The final decision is about which transmitter mode you want to use. The most common method of controlling fixed wing model aircraft nowadays is to have the transmitter operating in Mode 2. This simply means that the aileron and elevator are controlled by the right hand "stick" while the left hand "stick" controls throttle and rudder. The most common alternative is Mode 1 which reverses these stick settings although Modes 3 and 4 also exist.
You will need a glow plug starter, fuel pump and fuel for glow powered engines. The glow plug starter is battery powered and is used to heat the glow plug for starting the engine. You will need a charger to recharge the built-in starter battery. A simple hand cranked fuel pump is needed to fill the fuel tank in the model.
If flying an electric model you will almost certainly be using Lipo batteries and will need a charger capable of charging this type of battery. While there are cheap versions available, they have limited capacity so seek advice on this as some thought about the future may avoid the need to keep upgrading.
Most clubs use the buddy box training system. The system works by connecting the instructor's transmitter to the pupil's transmitter via a lead so that the instructor can take control of the model at any time. In the early days the instructor will handle the take off and landing with the pupil being given control in the air but, as proficiency increases, the pupil is given more and more control until he/she will fly unaided. Ultimately the pupil will fly without the buddy box connection and this first 'solo' flight is always a tense but exhilarating time.
The use of this system means that it is important to make sure you buy radio equipment that is compatible with the instructor's radio, otherwise you will need two radios.
At the flying field
If you are using 35MHz radio gear, the instructor will explain the peg system and show you how to use the pegboard, he will also explain the flying rules to you. Before you can fly an aircraft, you have to be able to control it using the transmitter. The instructor will demonstrate the effect of the various controls on the model and the various points that you have to check for.
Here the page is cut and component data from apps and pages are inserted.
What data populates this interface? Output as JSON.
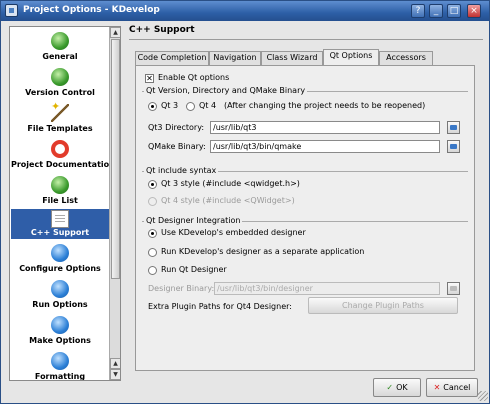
{
  "window": {
    "title": "Project Options - KDevelop"
  },
  "titlebar_buttons": [
    "?",
    "_",
    "□",
    "×"
  ],
  "sidebar": {
    "items": [
      {
        "label": "General",
        "icon": "general-icon"
      },
      {
        "label": "Version Control",
        "icon": "version-control-icon"
      },
      {
        "label": "File Templates",
        "icon": "file-templates-icon"
      },
      {
        "label": "Project Documentation",
        "icon": "project-documentation-icon"
      },
      {
        "label": "File List",
        "icon": "file-list-icon"
      },
      {
        "label": "C++ Support",
        "icon": "cpp-support-icon",
        "selected": true
      },
      {
        "label": "Configure Options",
        "icon": "configure-options-icon"
      },
      {
        "label": "Run Options",
        "icon": "run-options-icon"
      },
      {
        "label": "Make Options",
        "icon": "make-options-icon"
      },
      {
        "label": "Formatting",
        "icon": "formatting-icon"
      }
    ]
  },
  "page": {
    "title": "C++ Support"
  },
  "tabs": [
    {
      "label": "Code Completion"
    },
    {
      "label": "Navigation"
    },
    {
      "label": "Class Wizard"
    },
    {
      "label": "Qt Options",
      "active": true
    },
    {
      "label": "Accessors"
    }
  ],
  "qt": {
    "enable_label": "Enable Qt options",
    "enable_checked": true,
    "version_group": "Qt Version, Directory and QMake Binary",
    "qt3_label": "Qt 3",
    "qt4_label": "Qt 4",
    "version_note": "(After changing the project needs to be reopened)",
    "dir_label": "Qt3 Directory:",
    "dir_value": "/usr/lib/qt3",
    "qmake_label": "QMake Binary:",
    "qmake_value": "/usr/lib/qt3/bin/qmake",
    "include_group": "Qt include syntax",
    "include_qt3": "Qt 3 style (#include <qwidget.h>)",
    "include_qt4": "Qt 4 style (#include <QWidget>)",
    "designer_group": "Qt Designer Integration",
    "designer_opt1": "Use KDevelop's embedded designer",
    "designer_opt2": "Run KDevelop's designer as a separate application",
    "designer_opt3": "Run Qt Designer",
    "designer_binary_label": "Designer Binary:",
    "designer_binary_value": "/usr/lib/qt3/bin/designer",
    "plugin_label": "Extra Plugin Paths for Qt4 Designer:",
    "plugin_button": "Change Plugin Paths"
  },
  "buttons": {
    "ok": "OK",
    "cancel": "Cancel"
  }
}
He will also demonstrate how to fuel, prime and start your engine safely and how to adjust it for optimum performance. After these demonstrations, you should be able to carry out these procedures yourself. They are very straightforward although starting the engine will take some practice.
If you are flying "buddy-box", he will tell you when you have control. If not, he will pass the transmitter to you and you are in control. Listen and act on his instructions. Remember that all control movements should be gentle. If the instructor considers that you have lost control of the aircraft he will regain control. Again, if you are flying "buddy-box", this will appear to be done magically as the aircraft will suddenly right itself! If not the instructor will have to "re-possess" the transmitter. There will be no "Please hand me the transmitter" politeness when he needs it back. It will be jerked from your hands so please let him have it! Don't worry when this happens, its happened to everyone! When you have recovered, you will get another chance to fly.
A pilot recalls...
One of our members, who happens to be disabled, wrote an interesting article on his experiences of getting into the hobby. This was published in the Aerobility magazine and with their kind permission, you can view this by clicking on the logo below.
For more information, look at our training page here.